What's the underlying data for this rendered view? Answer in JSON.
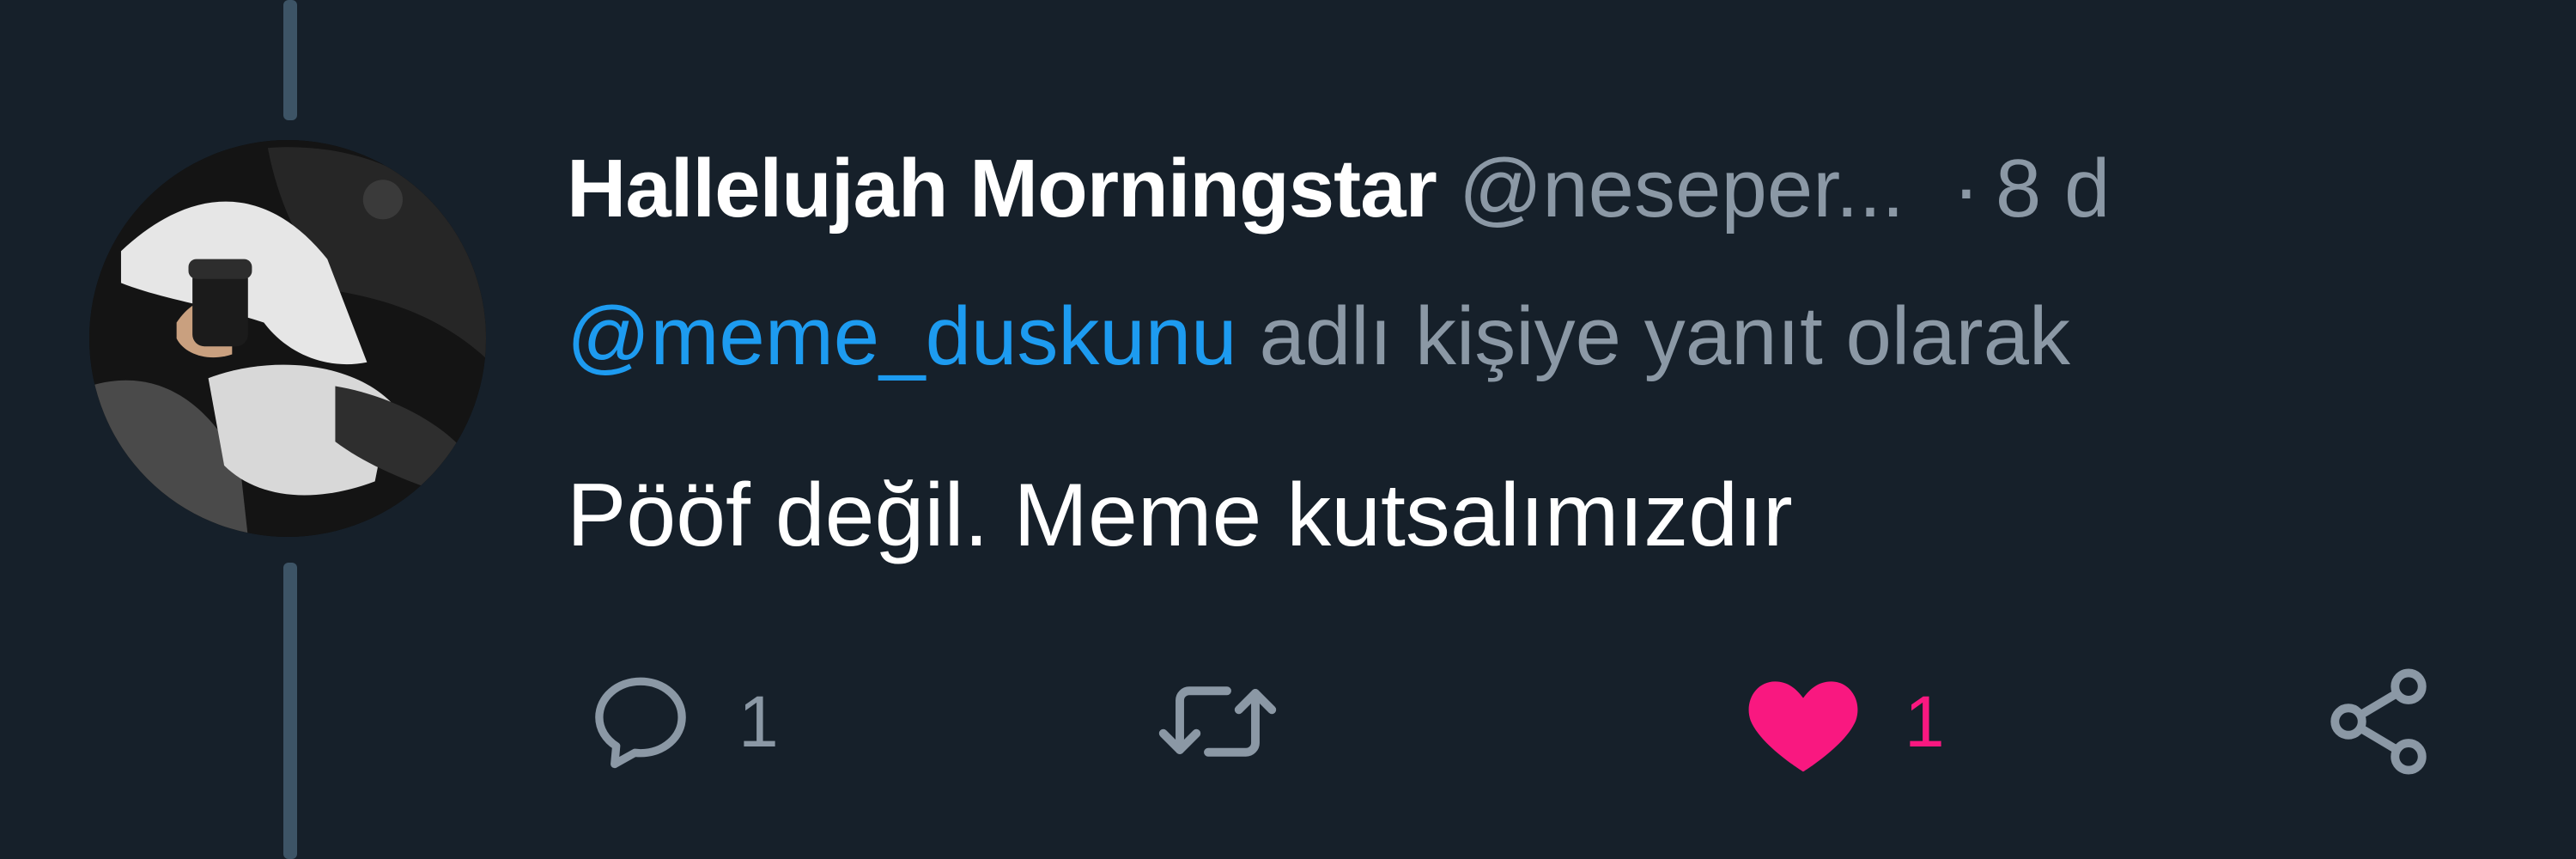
{
  "tweet": {
    "author_name": "Hallelujah Morningstar",
    "author_handle": "@neseper...",
    "separator": "·",
    "time": "8 d",
    "reply_to_handle": "@meme_duskunu",
    "reply_to_suffix": "adlı kişiye yanıt olarak",
    "text": "Pööf değil. Meme kutsalımızdır"
  },
  "actions": {
    "reply": {
      "icon": "reply-icon",
      "count": "1"
    },
    "retweet": {
      "icon": "retweet-icon",
      "count": ""
    },
    "like": {
      "icon": "heart-icon",
      "count": "1",
      "liked": true
    },
    "share": {
      "icon": "share-icon"
    }
  },
  "colors": {
    "background": "#16202a",
    "thread_line": "#3d5466",
    "muted_text": "#8b98a5",
    "mention": "#1d9bf0",
    "like": "#f91880"
  }
}
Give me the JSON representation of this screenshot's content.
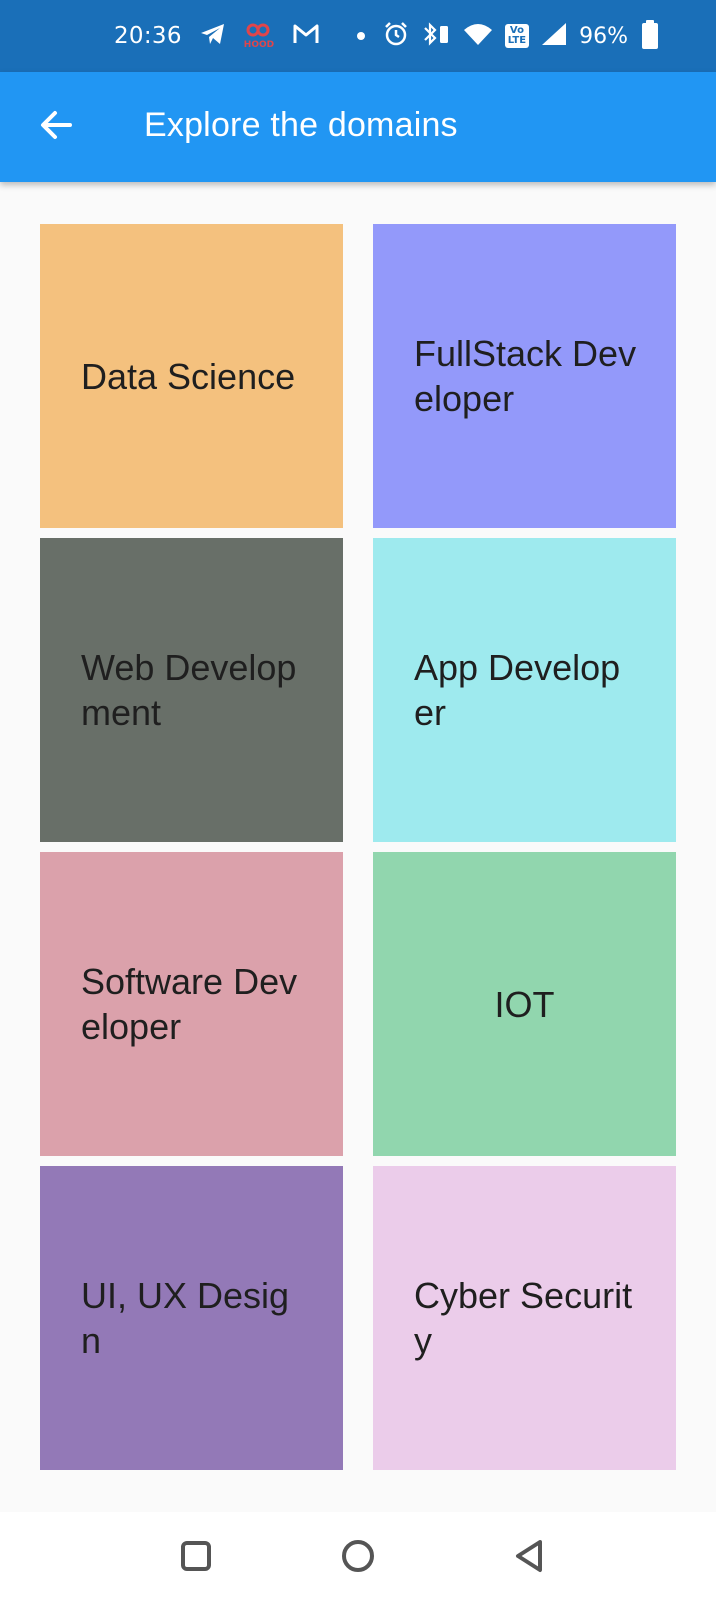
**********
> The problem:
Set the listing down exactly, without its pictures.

> Solved exercise:
What's the underlying data for this rendered view? Answer in JSON.
{
  "tweet": {
    "author_name": "Hallelujah Morningstar",
    "author_handle": "@neseper...",
    "separator": "·",
    "time": "8 d",
    "reply_to_handle": "@meme_duskunu",
    "reply_to_suffix": "adlı kişiye yanıt olarak",
    "text": "Pööf değil. Meme kutsalımızdır"
  },
  "actions": {
    "reply": {
      "icon": "reply-icon",
      "count": "1"
    },
    "retweet": {
      "icon": "retweet-icon",
      "count": ""
    },
    "like": {
      "icon": "heart-icon",
      "count": "1",
      "liked": true
    },
    "share": {
      "icon": "share-icon"
    }
  },
  "colors": {
    "background": "#16202a",
    "thread_line": "#3d5466",
    "muted_text": "#8b98a5",
    "mention": "#1d9bf0",
    "like": "#f91880"
  }
}
Give me the JSON representation of this screenshot's content.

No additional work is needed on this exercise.